Paid Leave Allies Mull Fallback Options as Cost Pressures Mount
By Paige Smith, Ian Kullgren, Ben Penn
House Democrats’ model calls for benefits to become available in July 2023, but that also could be changed to alter cost. Biden’s earlier proposal is cheaper than that of House Democrats, with a projected cost of $225 billion over a decade; it would gradually phase in benefits, hitting the maximum duration of 12 weeks in year 10.
Hannah Matthews, deputy executive director for policy at the Center for Law and Social Policy, acknowledged that a phased-in approach is a plausible option.
Emily Andrews, director of education, labor & worker justice at the Center for Law and Social Policy, said only around a quarter of workers who use paid leave offered by companies do so because they are new parents.

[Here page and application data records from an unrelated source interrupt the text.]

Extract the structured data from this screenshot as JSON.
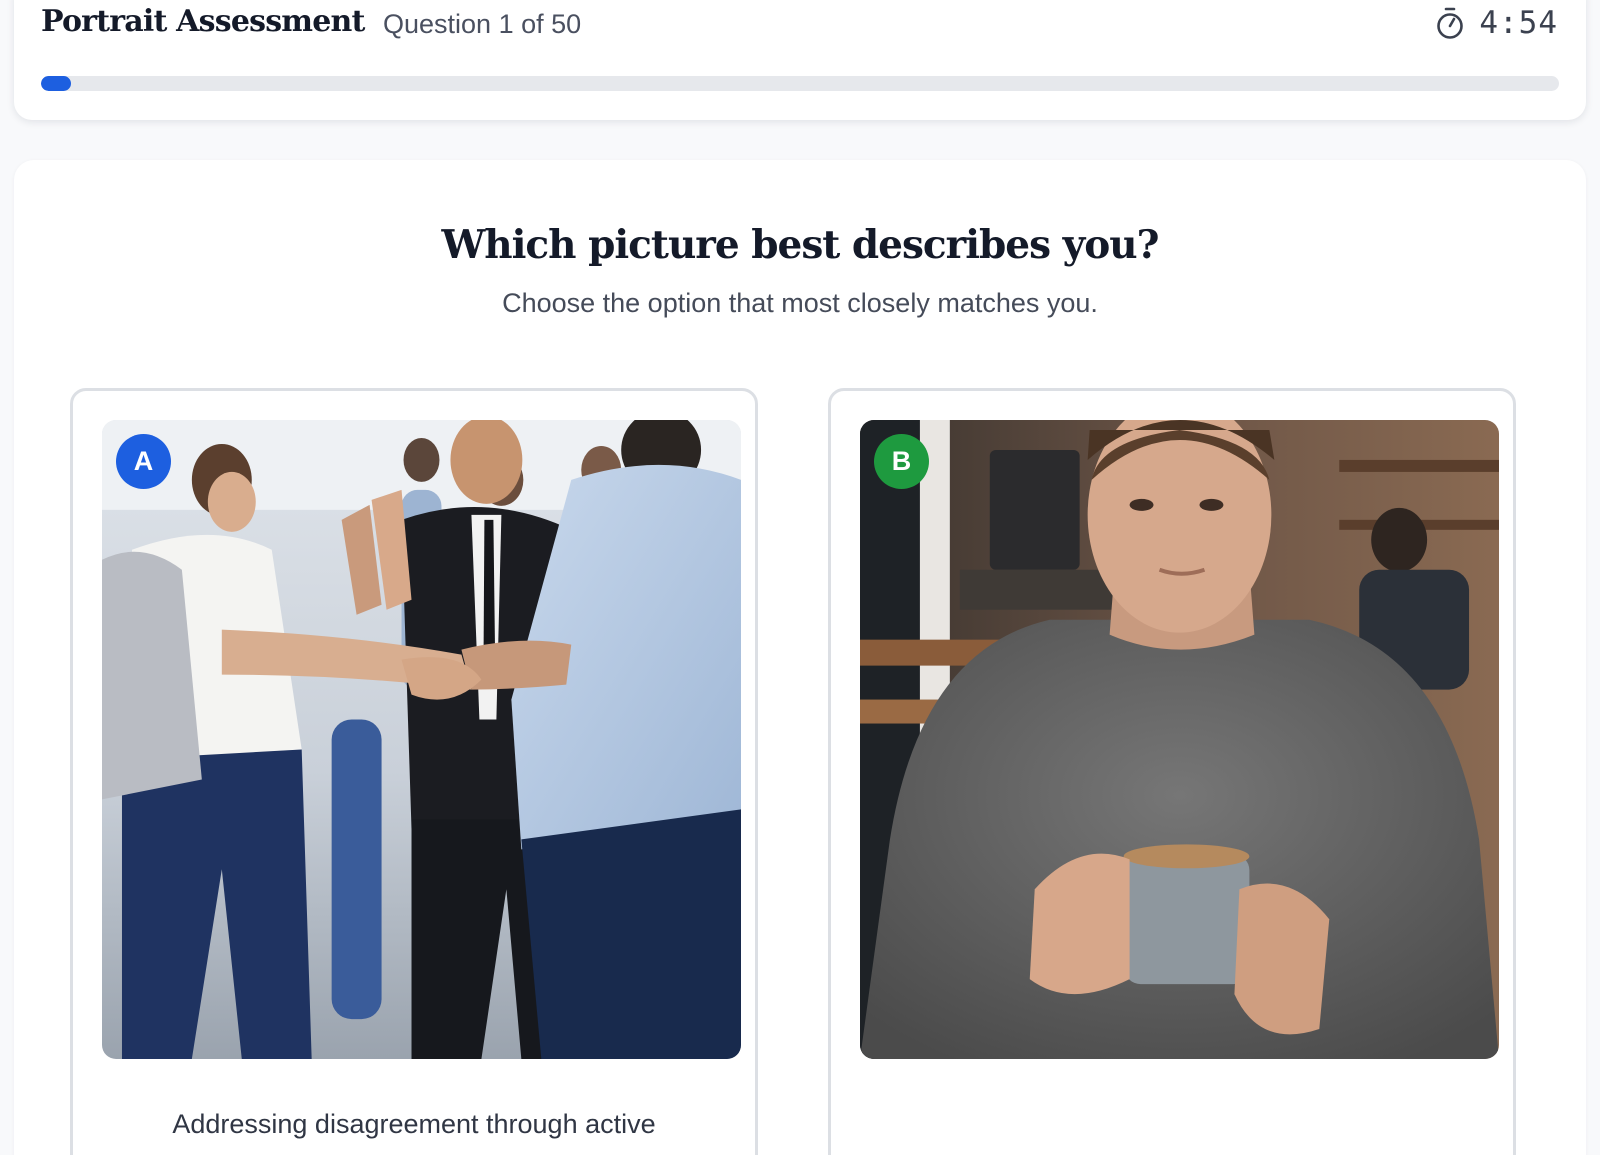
{
  "header": {
    "title": "Portrait Assessment",
    "question_counter": "Question 1 of 50",
    "timer": "4:54",
    "progress": 0.02,
    "accent_color": "#1d5fe0"
  },
  "question": {
    "title": "Which picture best describes you?",
    "subtitle": "Choose the option that most closely matches you."
  },
  "options": [
    {
      "letter": "A",
      "badge_color": "#1d5fe0",
      "caption": "Addressing disagreement through active"
    },
    {
      "letter": "B",
      "badge_color": "#1e9a3f",
      "caption": ""
    }
  ]
}
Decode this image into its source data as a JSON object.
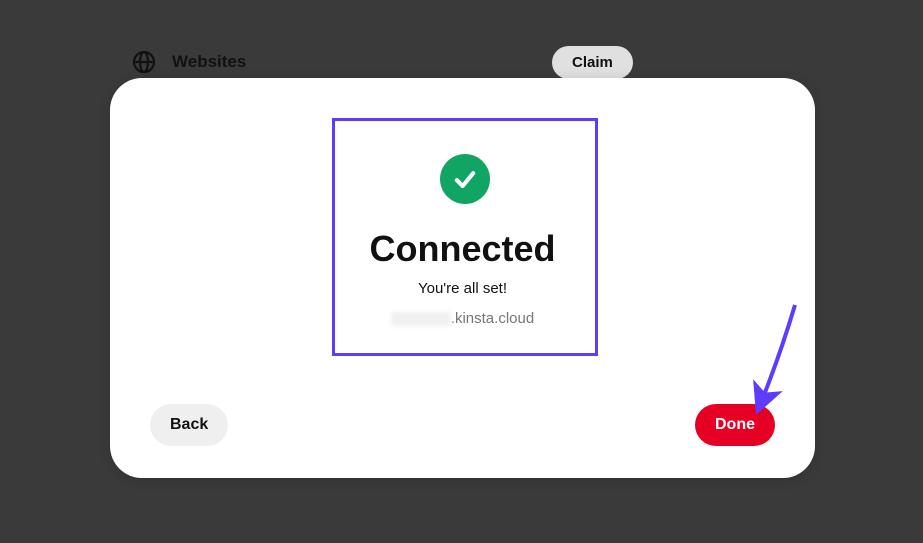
{
  "header": {
    "section_label": "Websites",
    "claim_label": "Claim"
  },
  "modal": {
    "title": "Connected",
    "subtitle": "You're all set!",
    "domain_suffix": ".kinsta.cloud",
    "back_label": "Back",
    "done_label": "Done"
  },
  "colors": {
    "accent_highlight": "#5d3bff",
    "success_green": "#11a564",
    "primary_red": "#e60023"
  }
}
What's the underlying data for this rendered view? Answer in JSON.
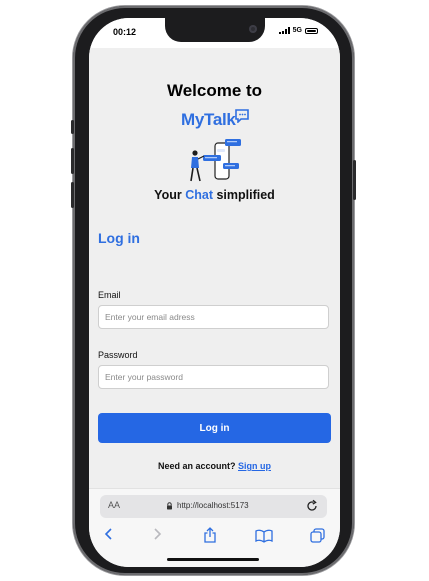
{
  "status": {
    "time": "00:12",
    "network": "5G"
  },
  "app": {
    "welcome": "Welcome to",
    "brand": "MyTalk",
    "tagline_prefix": "Your ",
    "tagline_accent": "Chat",
    "tagline_suffix": " simplified"
  },
  "login": {
    "title": "Log in",
    "email_label": "Email",
    "email_placeholder": "Enter your email adress",
    "password_label": "Password",
    "password_placeholder": "Enter your password",
    "submit": "Log in",
    "signup_prompt": "Need an account? ",
    "signup_link": "Sign up"
  },
  "browser": {
    "aa": "AA",
    "url": "http://localhost:5173"
  },
  "colors": {
    "accent": "#2f6fe0",
    "button": "#2567e4"
  }
}
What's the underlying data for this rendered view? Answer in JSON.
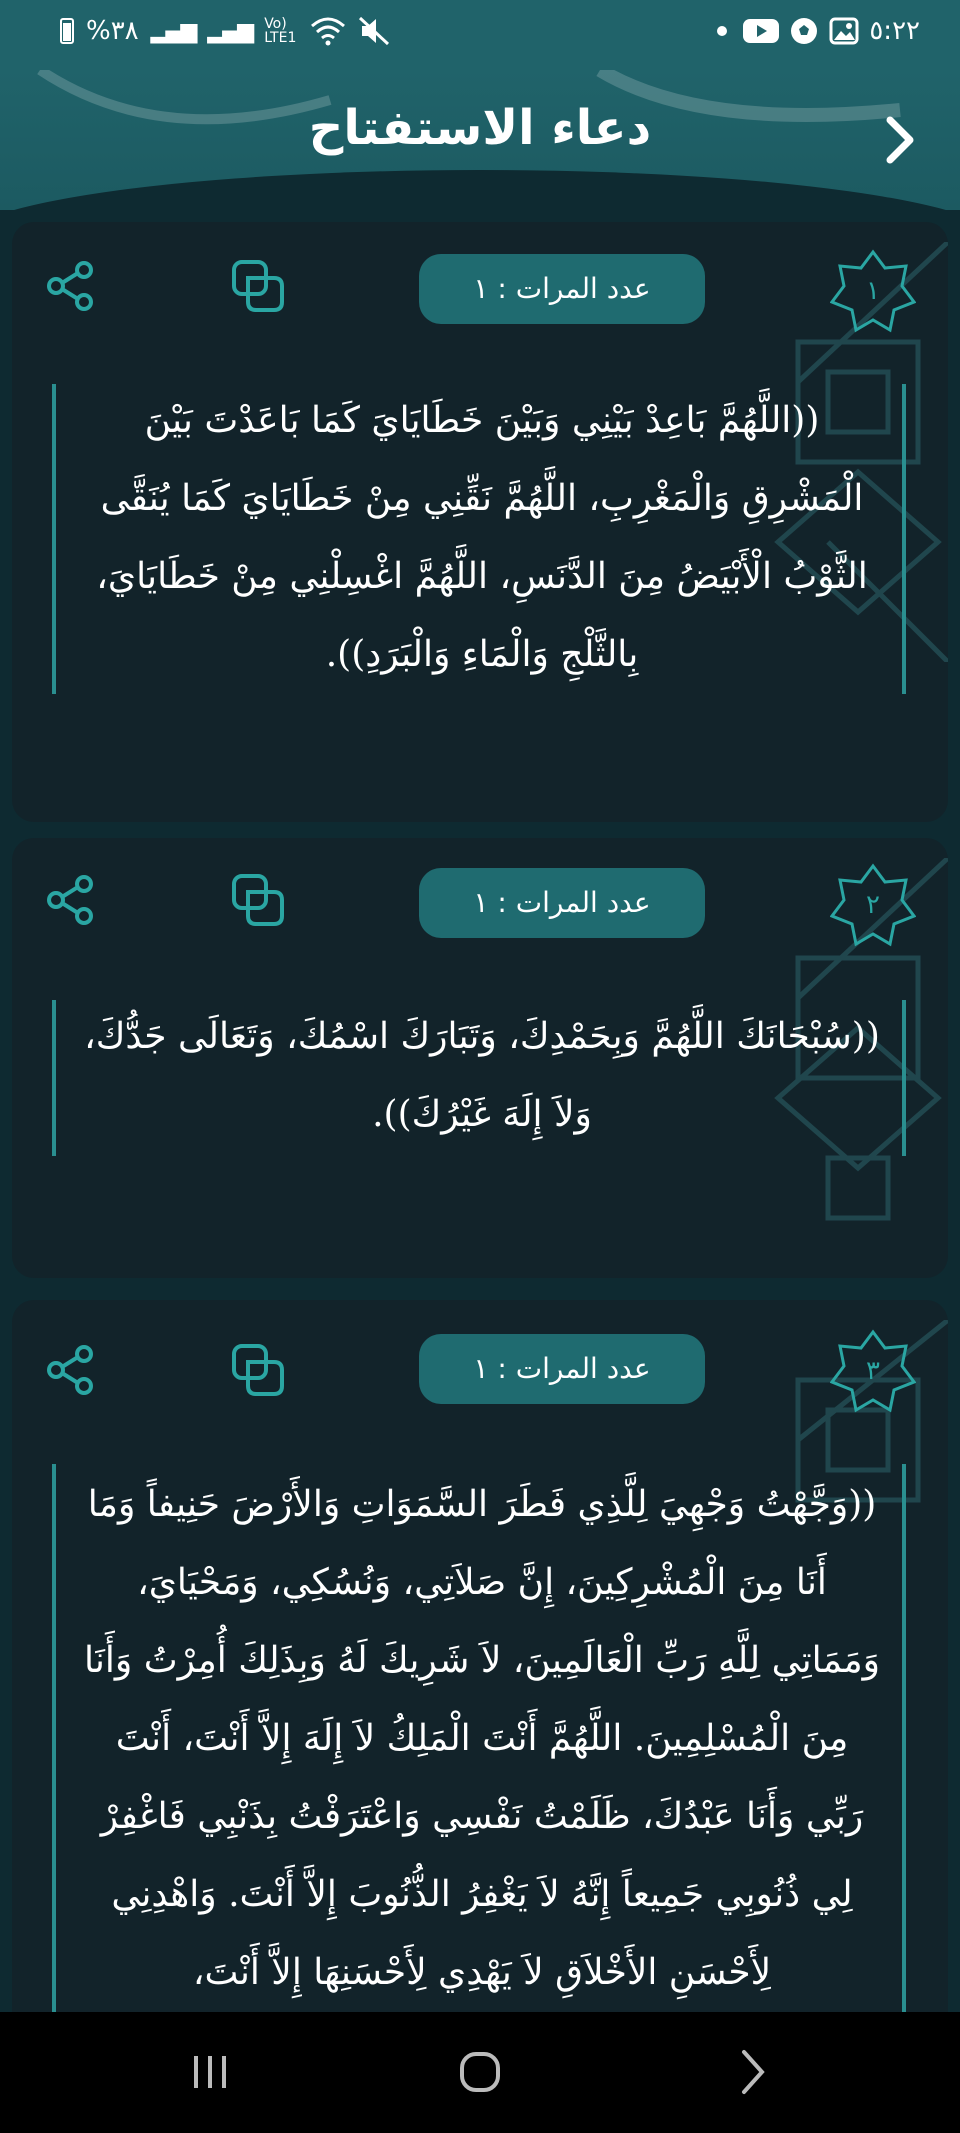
{
  "status_bar": {
    "battery_text": "%٣٨",
    "network_label": "Vo) LTE1",
    "time": "٥:٢٢"
  },
  "header": {
    "title": "دعاء الاستفتاح",
    "back_icon": "chevron-right-icon"
  },
  "cards": [
    {
      "number": "١",
      "count_label": "عدد المرات : ١",
      "text": "((اللَّهُمَّ بَاعِدْ بَيْنِي وَبَيْنَ خَطَايَايَ كَمَا بَاعَدْتَ بَيْنَ الْمَشْرِقِ وَالْمَغْرِبِ، اللَّهُمَّ نَقِّنِي مِنْ خَطَايَايَ كَمَا يُنَقَّى الثَّوْبُ الْأَبْيَضُ مِنَ الدَّنَسِ، اللَّهُمَّ اغْسِلْنِي مِنْ خَطَايَايَ، بِالثَّلْجِ وَالْمَاءِ وَالْبَرَدِ))."
    },
    {
      "number": "٢",
      "count_label": "عدد المرات : ١",
      "text": "((سُبْحَانَكَ اللَّهُمَّ وَبِحَمْدِكَ، وَتَبَارَكَ اسْمُكَ، وَتَعَالَى جَدُّكَ، وَلاَ إِلَهَ غَيْرُكَ))."
    },
    {
      "number": "٣",
      "count_label": "عدد المرات : ١",
      "text": "((وَجَّهْتُ وَجْهِيَ لِلَّذِي فَطَرَ السَّمَوَاتِ وَالأَرْضَ حَنِيفاً وَمَا أَنَا مِنَ الْمُشْرِكِينَ، إِنَّ صَلاَتِي، وَنُسُكِي، وَمَحْيَايَ، وَمَمَاتِي لِلَّهِ رَبِّ الْعَالَمِينَ، لاَ شَرِيكَ لَهُ وَبِذَلِكَ أُمِرْتُ وَأَنَا مِنَ الْمُسْلِمِينَ. اللَّهُمَّ أَنْتَ الْمَلِكُ لاَ إِلَهَ إِلاَّ أَنْتَ، أَنْتَ رَبِّي وَأَنَا عَبْدُكَ، ظَلَمْتُ نَفْسِي وَاعْتَرَفْتُ بِذَنْبِي فَاغْفِرْ لِي ذُنُوبِي جَمِيعاً إِنَّهُ لاَ يَغْفِرُ الذُّنُوبَ إِلاَّ أَنْتَ. وَاهْدِنِي لِأَحْسَنِ الأَخْلاَقِ لاَ يَهْدِي لِأَحْسَنِهَا إِلاَّ أَنْتَ،"
    }
  ],
  "colors": {
    "header": "#20636a",
    "background": "#0e2a31",
    "card": "#12232a",
    "pill": "#1f6b70",
    "accent": "#2a8f90"
  }
}
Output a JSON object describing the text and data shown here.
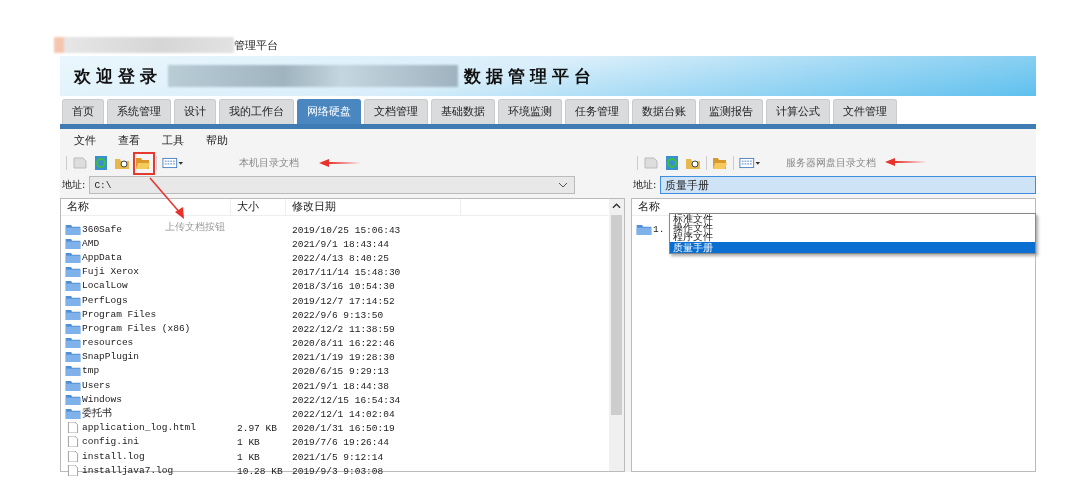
{
  "page_title": "管理平台",
  "banner": {
    "welcome": "欢迎登录",
    "platform": "数据管理平台"
  },
  "tabs": [
    {
      "label": "首页",
      "selected": false
    },
    {
      "label": "系统管理",
      "selected": false
    },
    {
      "label": "设计",
      "selected": false
    },
    {
      "label": "我的工作台",
      "selected": false
    },
    {
      "label": "网络硬盘",
      "selected": true
    },
    {
      "label": "文档管理",
      "selected": false
    },
    {
      "label": "基础数据",
      "selected": false
    },
    {
      "label": "环境监测",
      "selected": false
    },
    {
      "label": "任务管理",
      "selected": false
    },
    {
      "label": "数据台账",
      "selected": false
    },
    {
      "label": "监测报告",
      "selected": false
    },
    {
      "label": "计算公式",
      "selected": false
    },
    {
      "label": "文件管理",
      "selected": false
    }
  ],
  "menu": [
    "文件",
    "查看",
    "工具",
    "帮助"
  ],
  "local_pane": {
    "caption": "本机目录文档",
    "address_label": "地址:",
    "address": "C:\\",
    "columns": [
      "名称",
      "大小",
      "修改日期"
    ],
    "rows": [
      {
        "kind": "folder",
        "name": "360Safe",
        "size": "",
        "modified": "2019/10/25 15:06:43"
      },
      {
        "kind": "folder",
        "name": "AMD",
        "size": "",
        "modified": "2021/9/1 18:43:44"
      },
      {
        "kind": "folder",
        "name": "AppData",
        "size": "",
        "modified": "2022/4/13 8:40:25"
      },
      {
        "kind": "folder",
        "name": "Fuji Xerox",
        "size": "",
        "modified": "2017/11/14 15:48:30"
      },
      {
        "kind": "folder",
        "name": "LocalLow",
        "size": "",
        "modified": "2018/3/16 10:54:30"
      },
      {
        "kind": "folder",
        "name": "PerfLogs",
        "size": "",
        "modified": "2019/12/7 17:14:52"
      },
      {
        "kind": "folder",
        "name": "Program Files",
        "size": "",
        "modified": "2022/9/6 9:13:50"
      },
      {
        "kind": "folder",
        "name": "Program Files (x86)",
        "size": "",
        "modified": "2022/12/2 11:38:59"
      },
      {
        "kind": "folder",
        "name": "resources",
        "size": "",
        "modified": "2020/8/11 16:22:46"
      },
      {
        "kind": "folder",
        "name": "SnapPlugin",
        "size": "",
        "modified": "2021/1/19 19:28:30"
      },
      {
        "kind": "folder",
        "name": "tmp",
        "size": "",
        "modified": "2020/6/15 9:29:13"
      },
      {
        "kind": "folder",
        "name": "Users",
        "size": "",
        "modified": "2021/9/1 18:44:38"
      },
      {
        "kind": "folder",
        "name": "Windows",
        "size": "",
        "modified": "2022/12/15 16:54:34"
      },
      {
        "kind": "folder",
        "name": "委托书",
        "size": "",
        "modified": "2022/12/1 14:02:04"
      },
      {
        "kind": "file",
        "name": "application_log.html",
        "size": "2.97 KB",
        "modified": "2020/1/31 16:50:19"
      },
      {
        "kind": "file",
        "name": "config.ini",
        "size": "1 KB",
        "modified": "2019/7/6 19:26:44"
      },
      {
        "kind": "file",
        "name": "install.log",
        "size": "1 KB",
        "modified": "2021/1/5 9:12:14"
      },
      {
        "kind": "file",
        "name": "installjava7.log",
        "size": "10.28 KB",
        "modified": "2019/9/3 9:03:08"
      }
    ]
  },
  "server_pane": {
    "caption": "服务器网盘目录文档",
    "address_label": "地址:",
    "address": "质量手册",
    "columns": [
      "名称"
    ],
    "rows": [
      {
        "kind": "folder",
        "name": "1."
      }
    ],
    "dropdown": [
      {
        "label": "标准文件",
        "selected": false
      },
      {
        "label": "操作文件",
        "selected": false
      },
      {
        "label": "程序文件",
        "selected": false
      },
      {
        "label": "质量手册",
        "selected": true
      }
    ]
  },
  "annotation": "上传文档按钮"
}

“It touches every part of the life cycle and every part of our lives,” she said. “We are advocating for a permanent paid leave program that is truly universal.”